*Exercise input*.
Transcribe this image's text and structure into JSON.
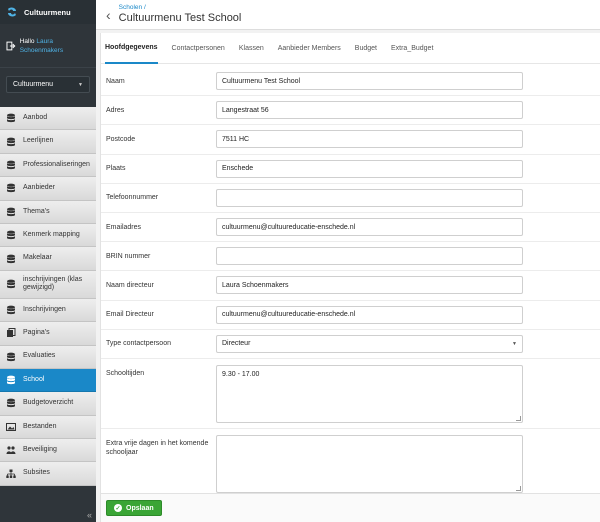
{
  "brand": {
    "name": "Cultuurmenu"
  },
  "user": {
    "greeting": "Hallo",
    "name": "Laura Schoenmakers"
  },
  "org_select": {
    "value": "Cultuurmenu"
  },
  "nav": [
    {
      "label": "Aanbod",
      "icon": "database-icon"
    },
    {
      "label": "Leerlijnen",
      "icon": "database-icon"
    },
    {
      "label": "Professionaliseringen",
      "icon": "database-icon"
    },
    {
      "label": "Aanbieder",
      "icon": "database-icon"
    },
    {
      "label": "Thema's",
      "icon": "database-icon"
    },
    {
      "label": "Kenmerk mapping",
      "icon": "database-icon"
    },
    {
      "label": "Makelaar",
      "icon": "database-icon"
    },
    {
      "label": "inschrijvingen (klas gewijzigd)",
      "icon": "database-icon"
    },
    {
      "label": "Inschrijvingen",
      "icon": "database-icon"
    },
    {
      "label": "Pagina's",
      "icon": "pages-icon"
    },
    {
      "label": "Evaluaties",
      "icon": "database-icon"
    },
    {
      "label": "School",
      "icon": "database-icon"
    },
    {
      "label": "Budgetoverzicht",
      "icon": "database-icon"
    },
    {
      "label": "Bestanden",
      "icon": "image-icon"
    },
    {
      "label": "Beveiliging",
      "icon": "users-icon"
    },
    {
      "label": "Subsites",
      "icon": "sitemap-icon"
    }
  ],
  "active_nav": "School",
  "collapse_label": "«",
  "header": {
    "breadcrumb": "Scholen /",
    "title": "Cultuurmenu Test School"
  },
  "tabs": [
    "Hoofdgegevens",
    "Contactpersonen",
    "Klassen",
    "Aanbieder Members",
    "Budget",
    "Extra_Budget"
  ],
  "form": {
    "naam": {
      "label": "Naam",
      "value": "Cultuurmenu Test School"
    },
    "adres": {
      "label": "Adres",
      "value": "Langestraat 56"
    },
    "postcode": {
      "label": "Postcode",
      "value": "7511 HC"
    },
    "plaats": {
      "label": "Plaats",
      "value": "Enschede"
    },
    "telefoon": {
      "label": "Telefoonnummer",
      "value": ""
    },
    "email": {
      "label": "Emailadres",
      "value": "cultuurmenu@cultuureducatie-enschede.nl"
    },
    "brin": {
      "label": "BRIN nummer",
      "value": ""
    },
    "directeur": {
      "label": "Naam directeur",
      "value": "Laura Schoenmakers"
    },
    "email_dir": {
      "label": "Email Directeur",
      "value": "cultuurmenu@cultuureducatie-enschede.nl"
    },
    "type_contact": {
      "label": "Type contactpersoon",
      "value": "Directeur"
    },
    "schooltijden": {
      "label": "Schooltijden",
      "value": "9.30 - 17.00"
    },
    "extra_dagen": {
      "label": "Extra vrije dagen in het komende schooljaar",
      "value": ""
    }
  },
  "save_label": "Opslaan",
  "colors": {
    "accent": "#1a88c8",
    "save": "#3aa535",
    "sidebar": "#2f353a"
  }
}
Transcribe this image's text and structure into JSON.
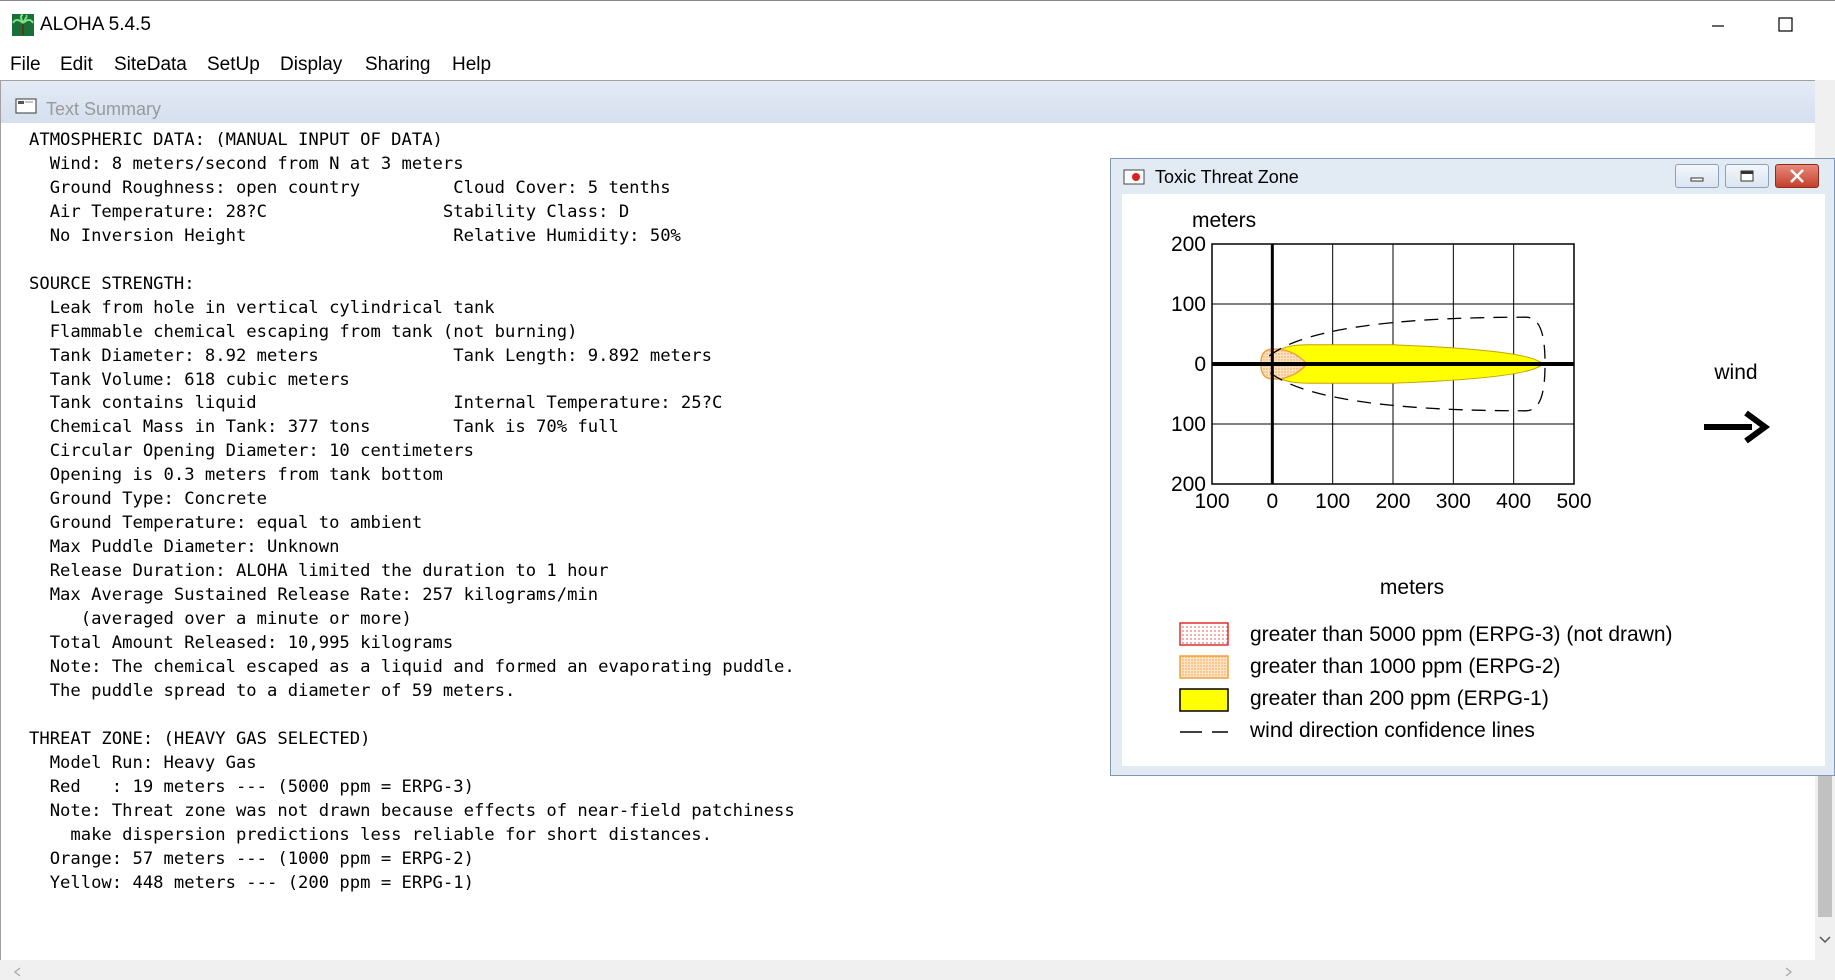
{
  "app": {
    "title": "ALOHA 5.4.5",
    "icon": "palm-tree-icon"
  },
  "menu": [
    "File",
    "Edit",
    "SiteData",
    "SetUp",
    "Display",
    "Sharing",
    "Help"
  ],
  "text_summary": {
    "title": "Text Summary",
    "lines": [
      "ATMOSPHERIC DATA: (MANUAL INPUT OF DATA)",
      "  Wind: 8 meters/second from N at 3 meters",
      "  Ground Roughness: open country         Cloud Cover: 5 tenths",
      "  Air Temperature: 28?C                 Stability Class: D",
      "  No Inversion Height                    Relative Humidity: 50%",
      "",
      "SOURCE STRENGTH:",
      "  Leak from hole in vertical cylindrical tank",
      "  Flammable chemical escaping from tank (not burning)",
      "  Tank Diameter: 8.92 meters             Tank Length: 9.892 meters",
      "  Tank Volume: 618 cubic meters",
      "  Tank contains liquid                   Internal Temperature: 25?C",
      "  Chemical Mass in Tank: 377 tons        Tank is 70% full",
      "  Circular Opening Diameter: 10 centimeters",
      "  Opening is 0.3 meters from tank bottom",
      "  Ground Type: Concrete",
      "  Ground Temperature: equal to ambient",
      "  Max Puddle Diameter: Unknown",
      "  Release Duration: ALOHA limited the duration to 1 hour",
      "  Max Average Sustained Release Rate: 257 kilograms/min",
      "     (averaged over a minute or more)",
      "  Total Amount Released: 10,995 kilograms",
      "  Note: The chemical escaped as a liquid and formed an evaporating puddle.",
      "  The puddle spread to a diameter of 59 meters.",
      "",
      "THREAT ZONE: (HEAVY GAS SELECTED)",
      "  Model Run: Heavy Gas",
      "  Red   : 19 meters --- (5000 ppm = ERPG-3)",
      "  Note: Threat zone was not drawn because effects of near-field patchiness",
      "    make dispersion predictions less reliable for short distances.",
      "  Orange: 57 meters --- (1000 ppm = ERPG-2)",
      "  Yellow: 448 meters --- (200 ppm = ERPG-1)"
    ]
  },
  "threat_zone": {
    "title": "Toxic Threat Zone",
    "y_label": "meters",
    "x_label": "meters",
    "y_ticks": [
      "200",
      "100",
      "0",
      "100",
      "200"
    ],
    "x_ticks": [
      "100",
      "0",
      "100",
      "200",
      "300",
      "400",
      "500"
    ],
    "wind_label": "wind",
    "x_range": [
      -100,
      500
    ],
    "y_range": [
      -200,
      200
    ],
    "zones": {
      "red_extent_m": 19,
      "orange_extent_m": 57,
      "yellow_extent_m": 448
    },
    "colors": {
      "red": "#e03030",
      "orange": "#f0a040",
      "yellow": "#ffff00"
    },
    "legend": [
      {
        "label": "greater than 5000 ppm (ERPG-3) (not drawn)",
        "style": "red-dotted"
      },
      {
        "label": "greater than 1000 ppm (ERPG-2)",
        "style": "orange-dotted"
      },
      {
        "label": "greater than 200 ppm (ERPG-1)",
        "style": "yellow-solid"
      },
      {
        "label": "wind direction confidence lines",
        "style": "dashed"
      }
    ]
  }
}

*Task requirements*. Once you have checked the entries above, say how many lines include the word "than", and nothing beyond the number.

*Result of the exercise*. 3